A natural transformation $\theta:(F,\mu_1,\epsilon_1)\implies(G,\mu_2,\epsilon_2)$ of (braided) monoidal functors is said to be *monoidal* when: $$\theta\circ\mu_1:F(x)\otimes F(y)\to F(x\otimes y)\to G(x\otimes y)$$Equals: $$\mu_2\circ(\theta\otimes\theta):F(x)\otimes F(y)\to G(x)\otimes G(y)\to G(x\otimes y)$$

Let $\B$ be the braid category. Its object class is $\Bbb N_0$, and the arrow class $\B(n,m)$ is empty if $n\neq m$. When $n=m$, $\B(n,n)$ is the $n$th Artin braid group (if $n=0$, we leave $\B(0,0)=\{1\}$) with the same composition and identities. $\B$ is a strict braided monoidal category, through the product $n\otimes m=n+m$, and: $f\otimes g:n\otimes m\to n'\otimes m'$ is defined to be the braiding which is $f$ on the first $n$ strings and $g$ on the subsequent $m$ strings (lay them side by side). The unit is $0$, and the braiding on $\B$, $\gamma:n\otimes m\to m\otimes n$ assigns to every braid the 'swizzled' (wording my own) braid where the first $n$ strings are braided to the *final* $n$ strings in $m+n$, and the final $m$ strings in $n+m$ are braided to the *first* $m$ strings.

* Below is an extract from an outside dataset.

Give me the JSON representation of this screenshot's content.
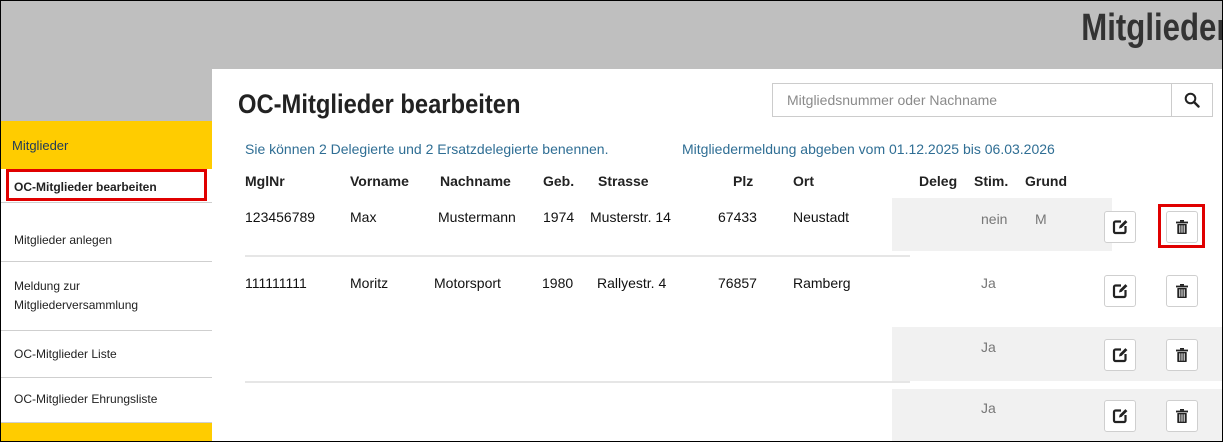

Now, we denote for any braided monoidal $\M$ the category of strong braided monoidal functors $\B\to\M$ as: $\hom_{\BM}(\B,\M)$, and if $\S$ is a strict braided monoidal category then $\hom_{\SBM}(\B,\S)$ denotes the category of *strict* braided monoidal functors. In both, the arrows are the monoidal natural transformations.

mustbe the braiding $\gamma$..." $\endgroup$